            What makes Black House work is its sense of individuality while working in steeped traditions.  In addition to the Dark Tower stuff, the authors have given us allusions to Edgar Allen Poe (one of the chapter titles is “Night’s Plutonian Shore”) and Dickens (the title similarity to Bleak House is not incidental; in fact, one particularly scary section in the Black House parallels the foggy opening of the former), but we are made very aware that Black House is its own book early on.  The opening chapters – which, to tell the truth, are sometimes excruciatingly slow – establish the novel’s main characters, thrusting us into the world of French Landing for nearly a hundred pages before we ever catch up with Jack Sawyer.  This device forces us to slow down and see the townspeople as flesh-and-blood, not just supporting characters to a guy we knew a long time ago.  It’s a shrewd move: instead of being shown who they are in relation to Jack, we see who Jack is in relation to them. 

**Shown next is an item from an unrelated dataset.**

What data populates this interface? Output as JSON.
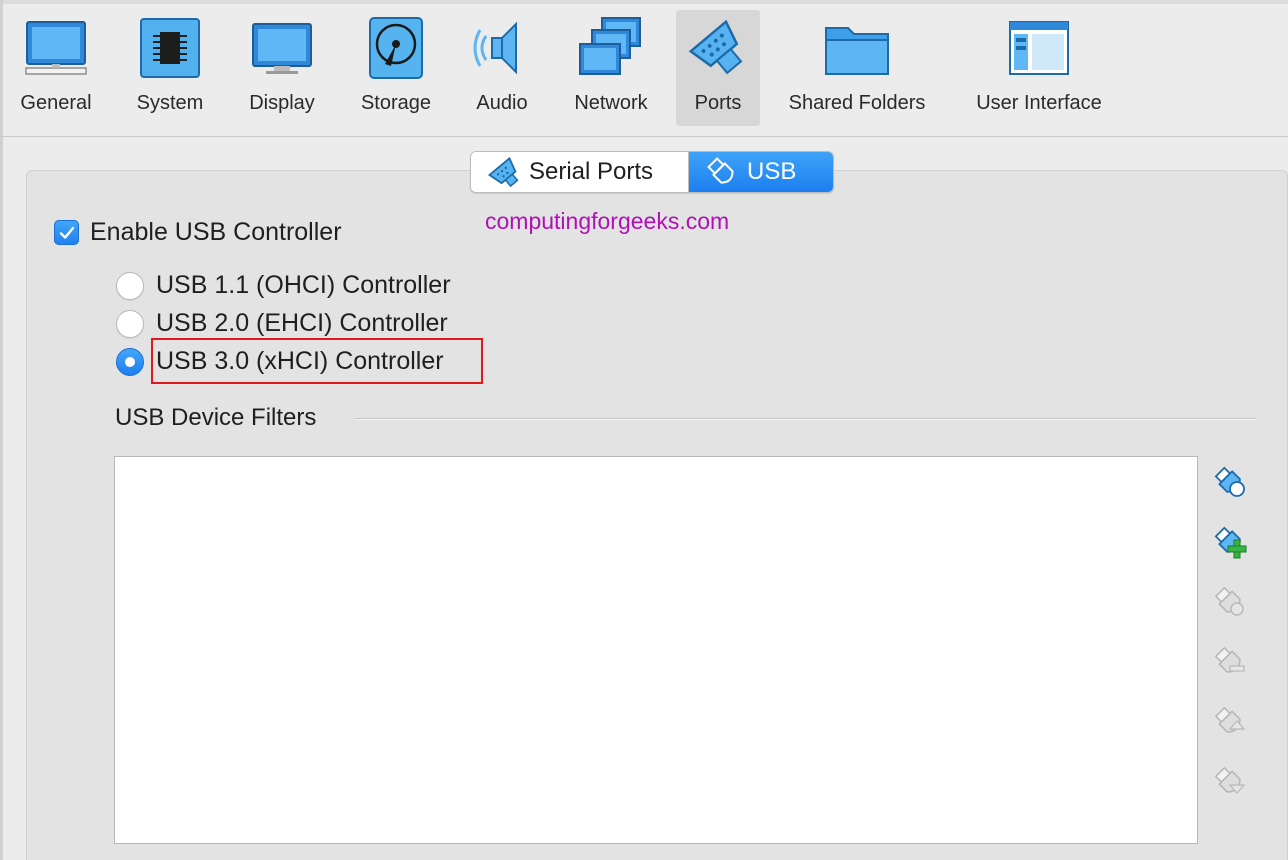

            Also driving the book is the flat-out mystery at its core.  Where has Tyler been taken?  What does the Fisherman want with him, if he’s not going to kill him?  What, exactly is Black House, and what supernatural forces surround it?  And how the hell does this all interlock with The Dark Tower?

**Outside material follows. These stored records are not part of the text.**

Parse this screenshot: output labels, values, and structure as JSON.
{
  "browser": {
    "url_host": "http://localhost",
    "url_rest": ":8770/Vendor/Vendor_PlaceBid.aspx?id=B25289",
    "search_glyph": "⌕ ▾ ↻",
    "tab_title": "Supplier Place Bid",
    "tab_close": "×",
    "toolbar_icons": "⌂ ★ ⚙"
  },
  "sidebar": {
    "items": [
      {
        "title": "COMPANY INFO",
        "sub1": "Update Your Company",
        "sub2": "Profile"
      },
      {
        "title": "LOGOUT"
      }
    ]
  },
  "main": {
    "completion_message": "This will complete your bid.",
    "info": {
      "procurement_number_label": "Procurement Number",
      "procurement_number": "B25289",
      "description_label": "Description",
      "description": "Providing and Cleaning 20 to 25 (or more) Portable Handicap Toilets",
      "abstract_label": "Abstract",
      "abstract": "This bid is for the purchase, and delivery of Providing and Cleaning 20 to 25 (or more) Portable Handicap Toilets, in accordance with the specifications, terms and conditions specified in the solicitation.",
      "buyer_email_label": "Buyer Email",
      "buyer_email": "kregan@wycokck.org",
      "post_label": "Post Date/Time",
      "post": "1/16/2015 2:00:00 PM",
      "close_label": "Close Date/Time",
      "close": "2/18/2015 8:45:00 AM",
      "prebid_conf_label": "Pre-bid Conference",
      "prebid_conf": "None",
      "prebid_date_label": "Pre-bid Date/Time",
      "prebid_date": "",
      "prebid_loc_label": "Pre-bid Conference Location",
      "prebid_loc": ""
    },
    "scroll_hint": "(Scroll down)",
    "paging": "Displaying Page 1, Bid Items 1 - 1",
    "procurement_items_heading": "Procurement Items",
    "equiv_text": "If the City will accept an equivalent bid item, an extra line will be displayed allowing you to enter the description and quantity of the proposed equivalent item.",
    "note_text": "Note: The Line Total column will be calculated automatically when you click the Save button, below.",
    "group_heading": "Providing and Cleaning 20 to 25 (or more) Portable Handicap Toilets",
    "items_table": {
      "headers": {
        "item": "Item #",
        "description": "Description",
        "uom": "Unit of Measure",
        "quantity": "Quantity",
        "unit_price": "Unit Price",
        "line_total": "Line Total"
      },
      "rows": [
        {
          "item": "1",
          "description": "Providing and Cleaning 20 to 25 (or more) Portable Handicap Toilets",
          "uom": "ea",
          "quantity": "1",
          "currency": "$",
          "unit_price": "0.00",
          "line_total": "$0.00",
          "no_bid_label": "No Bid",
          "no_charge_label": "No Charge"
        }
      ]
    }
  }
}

            All these questions are answered, and King’s Constant Readers will pick up on things a little earlier than their casual-reader friends.  This is not to say that “only the true fans will get it,” only that those with a greater knowledge of past works may enjoy this volume a little more.


            There are only a few problems with Black House, and while they are minor, they do bear repeating.  Like the opening of The Talisman, this book starts off seemingly directionless.  In the former book, we are faced with about twenty pages of description and slow characterization before we can truly get into the story.  While we recognize later that the opening was necessary and understand why it was necessary, it’s always a bit of a challenge to break on through.  The same thing happens here, and it goes on a bit longer – about forty pages.  It’s certainly necessary; we are being introduced to a large cast of characters and we need to see them in their natural habitats before seeing them thrust into the mystery … but it’s still slightly tedious.  By the time we discover the legless body in an abandoned restaurant, we are ready for real action, and the novel doesn’t disappoint.

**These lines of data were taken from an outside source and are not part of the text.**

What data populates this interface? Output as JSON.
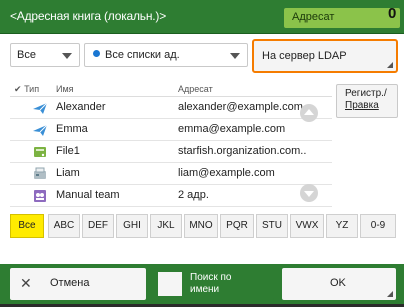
{
  "header": {
    "title": "<Адресная книга (локальн.)>",
    "destination_label": "Адресат",
    "destination_count": "0"
  },
  "filters": {
    "type_value": "Все",
    "list_value": "Все списки ад."
  },
  "ldap_button": "На сервер LDAP",
  "columns": {
    "type": "Тип",
    "name": "Имя",
    "address": "Адресат"
  },
  "entries": [
    {
      "icon": "email-icon",
      "name": "Alexander",
      "address": "alexander@example.com"
    },
    {
      "icon": "email-icon",
      "name": "Emma",
      "address": "emma@example.com"
    },
    {
      "icon": "file-server-icon",
      "name": "File1",
      "address": "starfish.organization.com.."
    },
    {
      "icon": "fax-icon",
      "name": "Liam",
      "address": "liam@example.com"
    },
    {
      "icon": "group-icon",
      "name": "Manual team",
      "address": "2 адр."
    }
  ],
  "register_button": {
    "line1": "Регистр./",
    "line2": "Правка"
  },
  "alphabet": [
    "Все",
    "ABC",
    "DEF",
    "GHI",
    "JKL",
    "MNO",
    "PQR",
    "STU",
    "VWX",
    "YZ",
    "0-9"
  ],
  "alphabet_active": "Все",
  "footer": {
    "cancel": "Отмена",
    "name_search_line1": "Поиск по",
    "name_search_line2": "имени",
    "ok": "OK"
  },
  "colors": {
    "accent_green": "#2e7d32",
    "highlight_orange": "#f57c00",
    "active_yellow": "#ffeb00"
  }
}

            At times, the crow’s-eye view of events and the constant present-tense are distracting, but not overly so.  It’s a testament to both King’s and Straub’s talent as authors that they are able to pull off both gimmicks so well.  At Black House’s best, the pages simply fly, and at times it seems as if you are watching the action rather than reading it.  The sudden – and shocking – twists near the end seem perfectly fair in the context of the book, even though one of them had me nearly throwing the hardcover against the wall in anger.  When a book elicits that much emotion in you, you know you have a keeper.


            One last thing: for many King readers, The Talisman and Black House are the only Straub they have read.  This is a mistake.  The Hellfire Club is one of the best novels I’ve ever read, and I urge everyone to do the same.  For those interested in a precursor to The Sunlight Home in Talisman, go visit the boarding house in Shadowland.  And if you want an introduction to what I think of as “the slow Straub style,” do yourself a favor and read Mr. X.  Straub’s books may take a little more patience than the often fast-paced land of Stephen King, but I know from experience that the wait is worth it.